Record extracts –
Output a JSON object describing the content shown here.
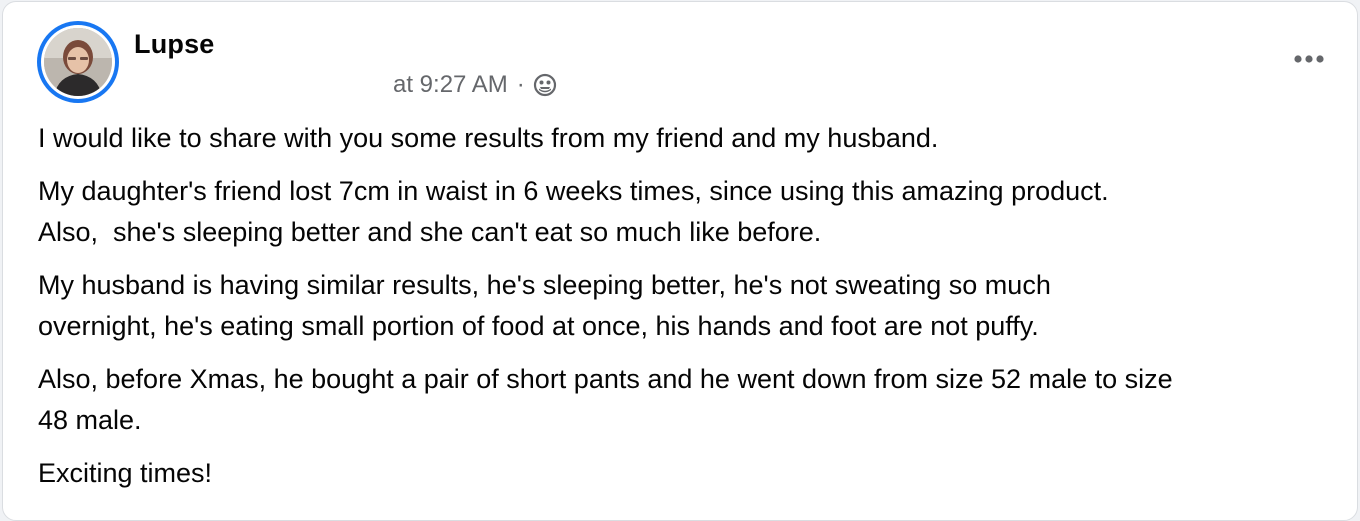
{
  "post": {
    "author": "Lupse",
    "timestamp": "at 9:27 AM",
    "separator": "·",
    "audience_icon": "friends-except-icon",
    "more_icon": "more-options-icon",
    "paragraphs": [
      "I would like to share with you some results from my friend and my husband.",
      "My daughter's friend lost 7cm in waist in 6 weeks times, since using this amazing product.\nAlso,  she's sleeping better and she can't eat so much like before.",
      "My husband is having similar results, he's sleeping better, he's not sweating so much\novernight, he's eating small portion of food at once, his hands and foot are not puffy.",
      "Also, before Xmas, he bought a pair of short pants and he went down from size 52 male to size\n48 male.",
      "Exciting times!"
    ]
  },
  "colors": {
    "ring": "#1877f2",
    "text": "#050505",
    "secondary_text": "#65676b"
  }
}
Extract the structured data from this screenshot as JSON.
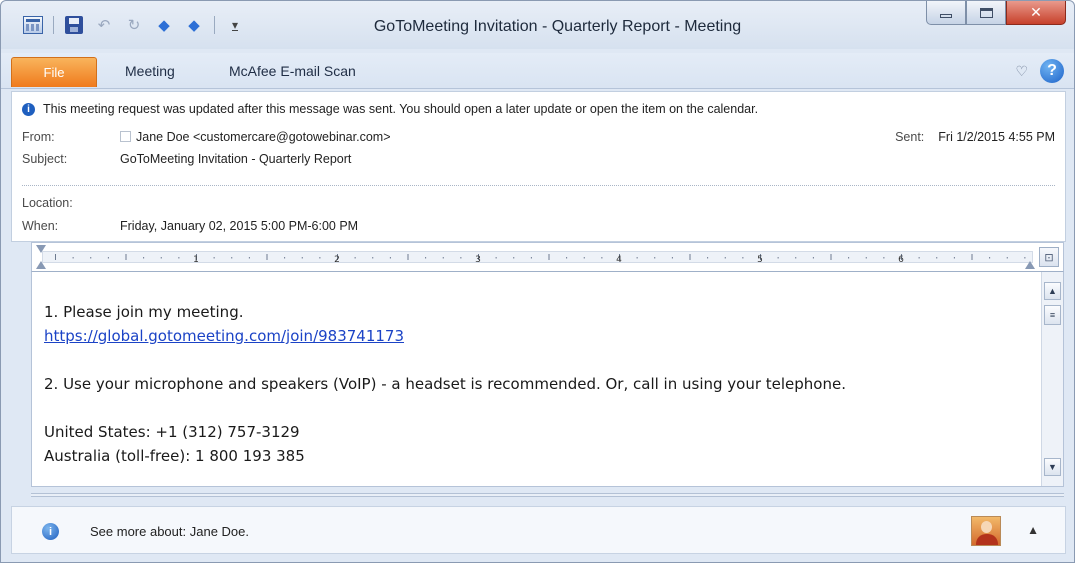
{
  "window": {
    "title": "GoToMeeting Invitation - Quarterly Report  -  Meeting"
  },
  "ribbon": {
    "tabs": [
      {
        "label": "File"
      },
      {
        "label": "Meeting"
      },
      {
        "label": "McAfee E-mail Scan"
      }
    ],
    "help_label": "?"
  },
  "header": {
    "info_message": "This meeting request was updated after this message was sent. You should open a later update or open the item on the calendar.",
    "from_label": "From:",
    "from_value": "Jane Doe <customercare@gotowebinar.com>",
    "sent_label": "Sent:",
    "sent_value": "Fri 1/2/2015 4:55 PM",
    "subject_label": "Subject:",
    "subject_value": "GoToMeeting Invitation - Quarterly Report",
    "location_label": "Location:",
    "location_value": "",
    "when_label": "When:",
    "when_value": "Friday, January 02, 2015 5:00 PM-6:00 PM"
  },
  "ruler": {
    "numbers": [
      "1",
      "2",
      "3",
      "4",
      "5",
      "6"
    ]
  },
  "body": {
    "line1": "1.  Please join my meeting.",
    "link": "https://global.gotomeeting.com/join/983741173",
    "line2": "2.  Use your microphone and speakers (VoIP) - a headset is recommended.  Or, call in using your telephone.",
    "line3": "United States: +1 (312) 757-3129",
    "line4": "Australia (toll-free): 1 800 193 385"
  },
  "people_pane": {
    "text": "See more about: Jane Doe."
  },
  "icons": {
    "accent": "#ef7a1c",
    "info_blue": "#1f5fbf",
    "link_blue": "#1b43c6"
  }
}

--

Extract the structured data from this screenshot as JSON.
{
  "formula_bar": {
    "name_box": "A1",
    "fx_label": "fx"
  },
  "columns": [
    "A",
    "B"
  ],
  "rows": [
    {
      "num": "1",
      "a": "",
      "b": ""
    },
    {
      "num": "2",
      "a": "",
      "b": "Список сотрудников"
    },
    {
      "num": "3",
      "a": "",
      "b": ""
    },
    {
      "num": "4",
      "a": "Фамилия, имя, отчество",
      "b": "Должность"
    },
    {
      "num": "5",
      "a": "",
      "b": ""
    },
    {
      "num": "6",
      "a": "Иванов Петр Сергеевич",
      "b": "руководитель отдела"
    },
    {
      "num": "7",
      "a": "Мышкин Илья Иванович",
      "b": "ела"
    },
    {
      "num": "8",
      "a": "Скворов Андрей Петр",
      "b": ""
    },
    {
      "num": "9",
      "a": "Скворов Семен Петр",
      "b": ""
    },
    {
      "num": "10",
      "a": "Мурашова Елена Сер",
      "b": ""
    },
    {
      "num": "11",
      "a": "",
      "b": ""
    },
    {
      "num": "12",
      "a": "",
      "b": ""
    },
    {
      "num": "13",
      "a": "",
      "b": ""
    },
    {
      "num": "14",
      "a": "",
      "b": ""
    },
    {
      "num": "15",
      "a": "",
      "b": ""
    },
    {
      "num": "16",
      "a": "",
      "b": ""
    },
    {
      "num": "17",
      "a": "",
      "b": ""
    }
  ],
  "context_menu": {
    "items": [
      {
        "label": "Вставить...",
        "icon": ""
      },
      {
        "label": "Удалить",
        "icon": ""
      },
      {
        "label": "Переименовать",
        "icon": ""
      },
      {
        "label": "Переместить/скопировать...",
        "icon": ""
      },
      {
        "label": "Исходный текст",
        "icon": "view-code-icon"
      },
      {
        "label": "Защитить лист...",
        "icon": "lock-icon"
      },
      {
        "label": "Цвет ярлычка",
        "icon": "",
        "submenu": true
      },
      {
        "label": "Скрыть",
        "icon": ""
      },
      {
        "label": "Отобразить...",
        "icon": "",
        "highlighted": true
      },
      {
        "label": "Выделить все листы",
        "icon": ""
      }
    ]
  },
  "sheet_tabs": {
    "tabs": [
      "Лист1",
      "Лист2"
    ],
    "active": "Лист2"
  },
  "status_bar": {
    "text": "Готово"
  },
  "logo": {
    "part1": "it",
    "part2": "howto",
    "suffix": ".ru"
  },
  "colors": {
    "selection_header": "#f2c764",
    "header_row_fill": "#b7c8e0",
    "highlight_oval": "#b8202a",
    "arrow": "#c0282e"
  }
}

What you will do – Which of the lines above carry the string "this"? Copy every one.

Solution to the exercise –
      "My daughter's friend lost 7cm in waist in 6 weeks times, since using this amazing product.\nAlso,  she's sleeping better and she can't eat so much like before.",
Extract the structured data from this screenshot as JSON.
    "info_message": "This meeting request was updated after this message was sent. You should open a later update or open the item on the calendar.",
Extract the structured data from this screenshot as JSON.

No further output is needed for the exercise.